Chosen thou haft; and they that overween,
No anger find in thee, but pity and ruth.
This struck them, and gave them occasion to 1673. In the first edition of 1645 it was falny reflect, how barbarous it would appear to lay printed with Mary and the Ruth. that city in ruin, which had been renown'd for the birth and education of so
famous 9. And at thy growing virtues] In the Manumen. ατα μενιοι σωεσιας γενομένης των ηγεμο- fcript it was at firft, νων σαρα σοτον, και τινος Φωκεως ασανθος εκ της And at thy blooming virtue or prospering. Ευριπιδου Ηλεκτρgς τίω απαe9σον, ης η αρχη,
8. Αγαμεμνονος και κορα, ηλυθον Ηλεκτρα
but pity and rutb.] Here Ruth and Ποτι σαν αγροτειραν αυλαν
rutb are made to rime to each other, and it

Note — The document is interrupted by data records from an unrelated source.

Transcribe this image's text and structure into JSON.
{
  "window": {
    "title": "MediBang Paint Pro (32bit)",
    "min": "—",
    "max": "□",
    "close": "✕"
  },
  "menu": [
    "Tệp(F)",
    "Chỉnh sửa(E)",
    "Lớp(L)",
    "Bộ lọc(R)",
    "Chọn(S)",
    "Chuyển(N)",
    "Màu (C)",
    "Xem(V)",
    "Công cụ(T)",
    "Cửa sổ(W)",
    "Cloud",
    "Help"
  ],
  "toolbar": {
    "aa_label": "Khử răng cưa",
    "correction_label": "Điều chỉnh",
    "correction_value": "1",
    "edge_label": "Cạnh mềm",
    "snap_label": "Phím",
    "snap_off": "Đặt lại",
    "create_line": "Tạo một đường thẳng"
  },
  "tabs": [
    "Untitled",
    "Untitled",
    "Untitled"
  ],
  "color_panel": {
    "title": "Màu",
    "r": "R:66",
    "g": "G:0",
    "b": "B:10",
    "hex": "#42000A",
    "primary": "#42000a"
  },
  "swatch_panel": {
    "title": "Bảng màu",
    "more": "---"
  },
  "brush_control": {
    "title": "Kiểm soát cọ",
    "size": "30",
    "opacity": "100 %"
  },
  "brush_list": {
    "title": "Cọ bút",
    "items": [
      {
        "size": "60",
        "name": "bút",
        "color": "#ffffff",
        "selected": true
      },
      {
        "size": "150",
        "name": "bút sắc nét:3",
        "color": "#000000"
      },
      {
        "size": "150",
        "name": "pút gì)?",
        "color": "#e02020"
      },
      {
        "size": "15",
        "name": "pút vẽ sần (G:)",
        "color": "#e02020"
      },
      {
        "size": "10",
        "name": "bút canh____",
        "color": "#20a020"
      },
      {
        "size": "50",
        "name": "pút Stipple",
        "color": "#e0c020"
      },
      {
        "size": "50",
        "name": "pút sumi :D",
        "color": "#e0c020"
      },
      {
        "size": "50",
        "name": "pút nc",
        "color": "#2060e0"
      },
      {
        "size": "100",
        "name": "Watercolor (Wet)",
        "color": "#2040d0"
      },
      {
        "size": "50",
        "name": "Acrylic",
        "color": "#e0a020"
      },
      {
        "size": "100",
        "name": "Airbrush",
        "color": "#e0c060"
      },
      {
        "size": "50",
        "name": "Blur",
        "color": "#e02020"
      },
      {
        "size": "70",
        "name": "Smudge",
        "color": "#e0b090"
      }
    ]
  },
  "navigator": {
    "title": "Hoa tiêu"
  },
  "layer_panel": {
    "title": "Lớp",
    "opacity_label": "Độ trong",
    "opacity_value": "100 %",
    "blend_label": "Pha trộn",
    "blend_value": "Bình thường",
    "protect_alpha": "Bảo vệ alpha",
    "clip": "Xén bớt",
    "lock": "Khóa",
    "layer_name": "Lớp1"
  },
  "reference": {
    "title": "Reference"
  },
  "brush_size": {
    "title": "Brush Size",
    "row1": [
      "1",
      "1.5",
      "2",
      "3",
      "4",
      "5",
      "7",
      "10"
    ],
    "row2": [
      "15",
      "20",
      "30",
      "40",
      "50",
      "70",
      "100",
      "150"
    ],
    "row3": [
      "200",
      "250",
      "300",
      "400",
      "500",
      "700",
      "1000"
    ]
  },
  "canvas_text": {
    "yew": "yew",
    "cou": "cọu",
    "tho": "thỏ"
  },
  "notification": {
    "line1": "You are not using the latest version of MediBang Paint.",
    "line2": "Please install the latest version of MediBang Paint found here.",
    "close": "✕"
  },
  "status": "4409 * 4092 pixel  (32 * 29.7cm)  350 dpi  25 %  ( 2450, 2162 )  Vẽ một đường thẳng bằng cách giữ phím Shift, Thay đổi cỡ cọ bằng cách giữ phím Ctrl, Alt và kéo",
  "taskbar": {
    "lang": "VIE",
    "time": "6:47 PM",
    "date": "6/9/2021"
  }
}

may perhaps offend the niceness of modern Πανίας επικλαθηναι, και φανηναι χετλιον ερ- ears that the fame word hould rime to itfelf γον, τίω ετως ακλεα και τοιετες ανδρας φερεσαν though in diferent fenfes : but our old poets avshely you o'lepyasada tlu wolny. Vol. 1. p. were not so very delicate, and the reader may 441. Edit. Paris. 1624.
see parallel instances in Spenser's Faery Queen, 5. — with Mary and with Ruth] So it is B. 1. Cant. 6. St. 39. and B. 7. Cant. 6. St. 38. in Milton's Manuscript, and in the edition of